AIM OF THE EXERCISE =>
Set all the entries down again, unaltered.

(Records from a data source)
————

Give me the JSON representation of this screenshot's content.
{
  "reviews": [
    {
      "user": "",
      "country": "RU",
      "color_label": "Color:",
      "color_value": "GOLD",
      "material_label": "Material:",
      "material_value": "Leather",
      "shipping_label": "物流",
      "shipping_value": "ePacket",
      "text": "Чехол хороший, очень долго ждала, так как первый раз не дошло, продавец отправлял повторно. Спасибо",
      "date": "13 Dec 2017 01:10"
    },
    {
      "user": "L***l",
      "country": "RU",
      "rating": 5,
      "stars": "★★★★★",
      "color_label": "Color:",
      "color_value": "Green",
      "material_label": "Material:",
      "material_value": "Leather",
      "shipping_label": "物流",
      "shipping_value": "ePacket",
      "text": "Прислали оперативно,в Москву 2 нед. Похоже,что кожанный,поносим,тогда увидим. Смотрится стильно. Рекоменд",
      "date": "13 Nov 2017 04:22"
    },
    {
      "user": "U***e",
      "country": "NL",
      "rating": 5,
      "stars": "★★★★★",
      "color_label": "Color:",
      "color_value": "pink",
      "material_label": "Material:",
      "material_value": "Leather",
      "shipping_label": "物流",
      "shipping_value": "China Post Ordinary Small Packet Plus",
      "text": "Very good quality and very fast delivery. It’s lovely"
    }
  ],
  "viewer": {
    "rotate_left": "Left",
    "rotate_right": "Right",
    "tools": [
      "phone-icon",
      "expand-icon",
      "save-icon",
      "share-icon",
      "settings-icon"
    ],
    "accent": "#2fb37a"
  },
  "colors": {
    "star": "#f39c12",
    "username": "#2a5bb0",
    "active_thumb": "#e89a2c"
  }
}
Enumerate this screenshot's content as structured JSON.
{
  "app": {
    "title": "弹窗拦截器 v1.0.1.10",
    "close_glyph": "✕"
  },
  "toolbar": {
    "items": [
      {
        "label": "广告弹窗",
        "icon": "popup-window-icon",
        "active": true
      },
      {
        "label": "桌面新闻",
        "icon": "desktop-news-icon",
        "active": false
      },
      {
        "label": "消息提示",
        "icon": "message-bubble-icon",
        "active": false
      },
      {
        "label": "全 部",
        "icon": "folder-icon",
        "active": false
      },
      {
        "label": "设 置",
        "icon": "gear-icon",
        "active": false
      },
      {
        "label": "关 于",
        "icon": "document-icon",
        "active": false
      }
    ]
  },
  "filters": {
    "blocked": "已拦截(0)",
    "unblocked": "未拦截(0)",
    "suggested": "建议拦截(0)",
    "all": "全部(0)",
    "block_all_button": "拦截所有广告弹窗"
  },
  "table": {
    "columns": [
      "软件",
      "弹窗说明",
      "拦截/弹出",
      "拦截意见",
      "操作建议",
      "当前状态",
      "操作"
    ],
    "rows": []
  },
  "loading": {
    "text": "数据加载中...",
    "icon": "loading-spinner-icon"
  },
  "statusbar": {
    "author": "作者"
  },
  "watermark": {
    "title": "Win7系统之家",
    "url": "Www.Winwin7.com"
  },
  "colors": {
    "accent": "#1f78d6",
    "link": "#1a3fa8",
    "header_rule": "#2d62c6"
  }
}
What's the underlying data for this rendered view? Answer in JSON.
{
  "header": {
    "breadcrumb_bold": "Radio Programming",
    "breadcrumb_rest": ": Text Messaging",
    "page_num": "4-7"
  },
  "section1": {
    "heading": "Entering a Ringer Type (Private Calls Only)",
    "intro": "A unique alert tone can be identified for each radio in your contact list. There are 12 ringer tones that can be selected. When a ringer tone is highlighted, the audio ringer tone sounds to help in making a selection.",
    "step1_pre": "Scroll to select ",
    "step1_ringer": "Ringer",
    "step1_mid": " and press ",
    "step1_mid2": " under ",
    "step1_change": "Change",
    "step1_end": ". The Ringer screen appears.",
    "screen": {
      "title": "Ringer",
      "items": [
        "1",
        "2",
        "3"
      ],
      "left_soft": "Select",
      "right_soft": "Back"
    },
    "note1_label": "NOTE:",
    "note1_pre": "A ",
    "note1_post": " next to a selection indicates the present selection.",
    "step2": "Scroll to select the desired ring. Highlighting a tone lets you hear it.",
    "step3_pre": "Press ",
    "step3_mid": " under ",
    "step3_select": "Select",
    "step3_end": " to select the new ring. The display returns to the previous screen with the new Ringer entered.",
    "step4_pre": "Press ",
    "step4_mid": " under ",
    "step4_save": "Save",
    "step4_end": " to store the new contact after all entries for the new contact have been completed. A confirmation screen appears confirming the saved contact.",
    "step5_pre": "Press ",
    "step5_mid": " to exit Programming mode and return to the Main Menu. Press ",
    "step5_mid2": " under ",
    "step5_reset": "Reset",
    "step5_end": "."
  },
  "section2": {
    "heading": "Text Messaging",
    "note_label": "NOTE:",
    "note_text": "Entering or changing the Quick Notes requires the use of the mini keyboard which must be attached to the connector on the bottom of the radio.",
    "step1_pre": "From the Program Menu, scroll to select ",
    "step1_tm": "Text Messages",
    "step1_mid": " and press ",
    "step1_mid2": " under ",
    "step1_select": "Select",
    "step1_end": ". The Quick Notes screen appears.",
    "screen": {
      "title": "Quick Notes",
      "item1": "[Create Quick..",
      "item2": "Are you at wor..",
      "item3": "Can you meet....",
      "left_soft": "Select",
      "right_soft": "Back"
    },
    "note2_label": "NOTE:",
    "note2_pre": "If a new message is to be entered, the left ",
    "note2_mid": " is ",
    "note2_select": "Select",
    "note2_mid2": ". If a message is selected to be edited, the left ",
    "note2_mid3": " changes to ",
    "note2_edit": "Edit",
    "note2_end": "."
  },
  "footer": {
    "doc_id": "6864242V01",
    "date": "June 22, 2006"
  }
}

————

RESULT OF THIS TASK =>
Give me the JSON representation of this screenshot's content.
{
  "reviews": [
    {
      "user": "",
      "country": "RU",
      "color_label": "Color:",
      "color_value": "GOLD",
      "material_label": "Material:",
      "material_value": "Leather",
      "shipping_label": "物流",
      "shipping_value": "ePacket",
      "text": "Чехол хороший, очень долго ждала, так как первый раз не дошло, продавец отправлял повторно. Спасибо",
      "date": "13 Dec 2017 01:10"
    },
    {
      "user": "L***l",
      "country": "RU",
      "rating": 5,
      "stars": "★★★★★",
      "color_label": "Color:",
      "color_value": "Green",
      "material_label": "Material:",
      "material_value": "Leather",
      "shipping_label": "物流",
      "shipping_value": "ePacket",
      "text": "Прислали оперативно,в Москву 2 нед. Похоже,что кожанный,поносим,тогда увидим. Смотрится стильно. Рекоменд",
      "date": "13 Nov 2017 04:22"
    },
    {
      "user": "U***e",
      "country": "NL",
      "rating": 5,
      "stars": "★★★★★",
      "color_label": "Color:",
      "color_value": "pink",
      "material_label": "Material:",
      "material_value": "Leather",
      "shipping_label": "物流",
      "shipping_value": "China Post Ordinary Small Packet Plus",
      "text": "Very good quality and very fast delivery. It’s lovely"
    }
  ],
  "viewer": {
    "rotate_left": "Left",
    "rotate_right": "Right",
    "tools": [
      "phone-icon",
      "expand-icon",
      "save-icon",
      "share-icon",
      "settings-icon"
    ],
    "accent": "#2fb37a"
  },
  "colors": {
    "star": "#f39c12",
    "username": "#2a5bb0",
    "active_thumb": "#e89a2c"
  }
}
Enumerate this screenshot's content as structured JSON.
{
  "app": {
    "title": "弹窗拦截器 v1.0.1.10",
    "close_glyph": "✕"
  },
  "toolbar": {
    "items": [
      {
        "label": "广告弹窗",
        "icon": "popup-window-icon",
        "active": true
      },
      {
        "label": "桌面新闻",
        "icon": "desktop-news-icon",
        "active": false
      },
      {
        "label": "消息提示",
        "icon": "message-bubble-icon",
        "active": false
      },
      {
        "label": "全 部",
        "icon": "folder-icon",
        "active": false
      },
      {
        "label": "设 置",
        "icon": "gear-icon",
        "active": false
      },
      {
        "label": "关 于",
        "icon": "document-icon",
        "active": false
      }
    ]
  },
  "filters": {
    "blocked": "已拦截(0)",
    "unblocked": "未拦截(0)",
    "suggested": "建议拦截(0)",
    "all": "全部(0)",
    "block_all_button": "拦截所有广告弹窗"
  },
  "table": {
    "columns": [
      "软件",
      "弹窗说明",
      "拦截/弹出",
      "拦截意见",
      "操作建议",
      "当前状态",
      "操作"
    ],
    "rows": []
  },
  "loading": {
    "text": "数据加载中...",
    "icon": "loading-spinner-icon"
  },
  "statusbar": {
    "author": "作者"
  },
  "watermark": {
    "title": "Win7系统之家",
    "url": "Www.Winwin7.com"
  },
  "colors": {
    "accent": "#1f78d6",
    "link": "#1a3fa8",
    "header_rule": "#2d62c6"
  }
}
What's the underlying data for this rendered view? Answer in JSON.
{
  "header": {
    "breadcrumb_bold": "Radio Programming",
    "breadcrumb_rest": ": Text Messaging",
    "page_num": "4-7"
  },
  "section1": {
    "heading": "Entering a Ringer Type (Private Calls Only)",
    "intro": "A unique alert tone can be identified for each radio in your contact list. There are 12 ringer tones that can be selected. When a ringer tone is highlighted, the audio ringer tone sounds to help in making a selection.",
    "step1_pre": "Scroll to select ",
    "step1_ringer": "Ringer",
    "step1_mid": " and press ",
    "step1_mid2": " under ",
    "step1_change": "Change",
    "step1_end": ". The Ringer screen appears.",
    "screen": {
      "title": "Ringer",
      "items": [
        "1",
        "2",
        "3"
      ],
      "left_soft": "Select",
      "right_soft": "Back"
    },
    "note1_label": "NOTE:",
    "note1_pre": "A ",
    "note1_post": " next to a selection indicates the present selection.",
    "step2": "Scroll to select the desired ring. Highlighting a tone lets you hear it.",
    "step3_pre": "Press ",
    "step3_mid": " under ",
    "step3_select": "Select",
    "step3_end": " to select the new ring. The display returns to the previous screen with the new Ringer entered.",
    "step4_pre": "Press ",
    "step4_mid": " under ",
    "step4_save": "Save",
    "step4_end": " to store the new contact after all entries for the new contact have been completed. A confirmation screen appears confirming the saved contact.",
    "step5_pre": "Press ",
    "step5_mid": " to exit Programming mode and return to the Main Menu. Press ",
    "step5_mid2": " under ",
    "step5_reset": "Reset",
    "step5_end": "."
  },
  "section2": {
    "heading": "Text Messaging",
    "note_label": "NOTE:",
    "note_text": "Entering or changing the Quick Notes requires the use of the mini keyboard which must be attached to the connector on the bottom of the radio.",
    "step1_pre": "From the Program Menu, scroll to select ",
    "step1_tm": "Text Messages",
    "step1_mid": " and press ",
    "step1_mid2": " under ",
    "step1_select": "Select",
    "step1_end": ". The Quick Notes screen appears.",
    "screen": {
      "title": "Quick Notes",
      "item1": "[Create Quick..",
      "item2": "Are you at wor..",
      "item3": "Can you meet....",
      "left_soft": "Select",
      "right_soft": "Back"
    },
    "note2_label": "NOTE:",
    "note2_pre": "If a new message is to be entered, the left ",
    "note2_mid": " is ",
    "note2_select": "Select",
    "note2_mid2": ". If a message is selected to be edited, the left ",
    "note2_mid3": " changes to ",
    "note2_edit": "Edit",
    "note2_end": "."
  },
  "footer": {
    "doc_id": "6864242V01",
    "date": "June 22, 2006"
  }
}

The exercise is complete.